Directions for this task
From the entries below, copy every line that holds the word "placeholder".

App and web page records
● ● ● ●

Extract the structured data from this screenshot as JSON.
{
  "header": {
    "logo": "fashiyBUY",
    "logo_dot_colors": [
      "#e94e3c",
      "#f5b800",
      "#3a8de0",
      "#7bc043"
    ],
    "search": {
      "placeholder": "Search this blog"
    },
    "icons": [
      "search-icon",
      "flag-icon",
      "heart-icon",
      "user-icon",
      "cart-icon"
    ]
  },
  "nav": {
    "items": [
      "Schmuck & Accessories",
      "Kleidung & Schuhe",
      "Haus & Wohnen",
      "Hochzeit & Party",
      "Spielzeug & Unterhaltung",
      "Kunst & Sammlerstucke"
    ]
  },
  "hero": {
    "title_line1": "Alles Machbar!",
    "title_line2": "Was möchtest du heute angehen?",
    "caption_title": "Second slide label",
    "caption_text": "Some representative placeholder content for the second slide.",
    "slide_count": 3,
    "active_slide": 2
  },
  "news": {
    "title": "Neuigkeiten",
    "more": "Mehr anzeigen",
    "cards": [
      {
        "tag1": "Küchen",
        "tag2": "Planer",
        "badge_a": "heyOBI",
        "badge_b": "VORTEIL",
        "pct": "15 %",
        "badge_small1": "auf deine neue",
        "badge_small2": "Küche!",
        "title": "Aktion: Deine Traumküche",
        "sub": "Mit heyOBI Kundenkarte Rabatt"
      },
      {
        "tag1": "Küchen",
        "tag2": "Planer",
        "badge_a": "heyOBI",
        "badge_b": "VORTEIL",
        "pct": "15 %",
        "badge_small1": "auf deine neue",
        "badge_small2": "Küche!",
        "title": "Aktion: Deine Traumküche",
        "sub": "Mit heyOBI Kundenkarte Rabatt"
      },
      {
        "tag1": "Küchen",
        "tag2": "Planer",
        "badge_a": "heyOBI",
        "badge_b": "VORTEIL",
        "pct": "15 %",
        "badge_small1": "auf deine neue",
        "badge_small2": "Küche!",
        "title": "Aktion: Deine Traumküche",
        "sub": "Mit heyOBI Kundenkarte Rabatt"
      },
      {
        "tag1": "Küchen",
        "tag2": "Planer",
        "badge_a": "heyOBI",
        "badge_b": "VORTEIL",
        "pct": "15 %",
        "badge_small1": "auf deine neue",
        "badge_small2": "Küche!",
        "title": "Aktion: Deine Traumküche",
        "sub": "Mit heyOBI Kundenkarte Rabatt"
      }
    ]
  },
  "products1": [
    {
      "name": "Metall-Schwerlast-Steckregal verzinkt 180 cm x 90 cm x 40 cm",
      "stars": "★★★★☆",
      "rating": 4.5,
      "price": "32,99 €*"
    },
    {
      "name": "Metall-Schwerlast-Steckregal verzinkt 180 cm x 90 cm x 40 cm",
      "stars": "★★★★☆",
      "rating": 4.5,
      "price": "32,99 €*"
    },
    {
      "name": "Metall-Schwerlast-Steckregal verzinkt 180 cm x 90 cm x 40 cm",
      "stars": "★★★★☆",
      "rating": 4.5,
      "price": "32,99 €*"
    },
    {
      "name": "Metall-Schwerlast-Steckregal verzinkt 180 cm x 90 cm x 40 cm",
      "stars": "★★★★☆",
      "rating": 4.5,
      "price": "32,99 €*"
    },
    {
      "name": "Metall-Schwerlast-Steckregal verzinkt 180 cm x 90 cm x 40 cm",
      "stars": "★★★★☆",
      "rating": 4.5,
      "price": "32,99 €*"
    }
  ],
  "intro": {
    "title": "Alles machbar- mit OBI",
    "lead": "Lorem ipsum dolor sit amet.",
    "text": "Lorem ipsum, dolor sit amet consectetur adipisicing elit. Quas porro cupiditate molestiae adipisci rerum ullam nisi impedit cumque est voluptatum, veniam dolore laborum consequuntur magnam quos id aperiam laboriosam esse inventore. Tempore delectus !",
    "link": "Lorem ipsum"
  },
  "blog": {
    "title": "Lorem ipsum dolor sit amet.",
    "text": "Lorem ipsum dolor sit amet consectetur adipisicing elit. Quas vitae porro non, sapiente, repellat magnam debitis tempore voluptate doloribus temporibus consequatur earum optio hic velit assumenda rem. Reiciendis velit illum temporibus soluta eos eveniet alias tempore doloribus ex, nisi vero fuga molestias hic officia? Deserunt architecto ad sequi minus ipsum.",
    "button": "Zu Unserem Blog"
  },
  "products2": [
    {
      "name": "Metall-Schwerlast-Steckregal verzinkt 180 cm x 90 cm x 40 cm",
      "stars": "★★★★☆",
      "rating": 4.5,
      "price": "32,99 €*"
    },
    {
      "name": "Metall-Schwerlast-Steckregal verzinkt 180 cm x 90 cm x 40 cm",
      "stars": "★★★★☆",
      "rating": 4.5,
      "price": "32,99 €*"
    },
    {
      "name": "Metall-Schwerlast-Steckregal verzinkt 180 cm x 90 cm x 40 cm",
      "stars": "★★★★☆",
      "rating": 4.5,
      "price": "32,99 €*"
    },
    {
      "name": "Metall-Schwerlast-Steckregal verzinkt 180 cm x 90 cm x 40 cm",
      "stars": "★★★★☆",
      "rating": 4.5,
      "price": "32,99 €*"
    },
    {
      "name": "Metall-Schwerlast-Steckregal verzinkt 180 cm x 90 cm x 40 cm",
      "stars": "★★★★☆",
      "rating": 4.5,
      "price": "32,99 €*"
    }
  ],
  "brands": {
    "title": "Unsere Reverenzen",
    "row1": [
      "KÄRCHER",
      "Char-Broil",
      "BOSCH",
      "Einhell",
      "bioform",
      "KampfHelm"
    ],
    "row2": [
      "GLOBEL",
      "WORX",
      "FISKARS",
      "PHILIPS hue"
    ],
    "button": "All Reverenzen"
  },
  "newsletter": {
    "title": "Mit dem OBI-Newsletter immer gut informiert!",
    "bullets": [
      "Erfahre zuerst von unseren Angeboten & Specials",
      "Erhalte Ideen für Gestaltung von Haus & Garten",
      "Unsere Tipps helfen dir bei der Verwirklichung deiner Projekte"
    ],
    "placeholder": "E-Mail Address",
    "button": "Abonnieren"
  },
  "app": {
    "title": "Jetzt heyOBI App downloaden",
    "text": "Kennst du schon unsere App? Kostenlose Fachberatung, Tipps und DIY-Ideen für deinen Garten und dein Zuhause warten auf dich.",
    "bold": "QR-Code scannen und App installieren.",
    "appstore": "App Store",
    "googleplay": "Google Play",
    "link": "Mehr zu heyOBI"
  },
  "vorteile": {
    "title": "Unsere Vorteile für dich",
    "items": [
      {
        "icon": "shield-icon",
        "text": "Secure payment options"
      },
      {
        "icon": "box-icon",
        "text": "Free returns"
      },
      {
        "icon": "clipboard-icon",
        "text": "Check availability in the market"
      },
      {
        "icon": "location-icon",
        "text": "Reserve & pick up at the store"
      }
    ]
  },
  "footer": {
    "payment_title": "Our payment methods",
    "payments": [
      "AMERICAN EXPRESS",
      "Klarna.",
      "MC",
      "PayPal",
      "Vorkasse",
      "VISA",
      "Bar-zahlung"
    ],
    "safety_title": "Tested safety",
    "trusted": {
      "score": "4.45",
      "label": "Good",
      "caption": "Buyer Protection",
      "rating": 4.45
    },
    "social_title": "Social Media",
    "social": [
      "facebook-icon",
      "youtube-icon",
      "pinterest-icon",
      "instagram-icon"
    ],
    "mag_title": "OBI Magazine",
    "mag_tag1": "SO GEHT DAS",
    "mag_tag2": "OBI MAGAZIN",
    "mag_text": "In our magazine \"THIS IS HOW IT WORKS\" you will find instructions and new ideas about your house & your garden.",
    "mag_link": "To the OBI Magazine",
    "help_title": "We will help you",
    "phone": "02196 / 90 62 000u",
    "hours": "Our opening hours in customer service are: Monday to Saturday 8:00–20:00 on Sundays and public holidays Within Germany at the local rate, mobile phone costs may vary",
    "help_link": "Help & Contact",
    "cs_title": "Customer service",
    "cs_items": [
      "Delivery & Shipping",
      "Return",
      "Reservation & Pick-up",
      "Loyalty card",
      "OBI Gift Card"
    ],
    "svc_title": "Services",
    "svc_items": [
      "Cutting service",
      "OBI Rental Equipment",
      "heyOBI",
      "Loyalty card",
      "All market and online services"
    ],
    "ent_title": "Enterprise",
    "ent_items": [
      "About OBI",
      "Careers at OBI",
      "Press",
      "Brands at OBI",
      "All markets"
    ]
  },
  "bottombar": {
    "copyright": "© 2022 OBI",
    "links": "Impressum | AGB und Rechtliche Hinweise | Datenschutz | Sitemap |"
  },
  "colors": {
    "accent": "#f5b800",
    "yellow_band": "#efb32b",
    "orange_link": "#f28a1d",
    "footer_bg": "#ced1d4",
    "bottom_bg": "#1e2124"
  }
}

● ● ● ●

Exercise result
      "placeholder": "Search this blog"
    "caption_text": "Some representative placeholder content for the second slide.",
    "placeholder": "E-Mail Address",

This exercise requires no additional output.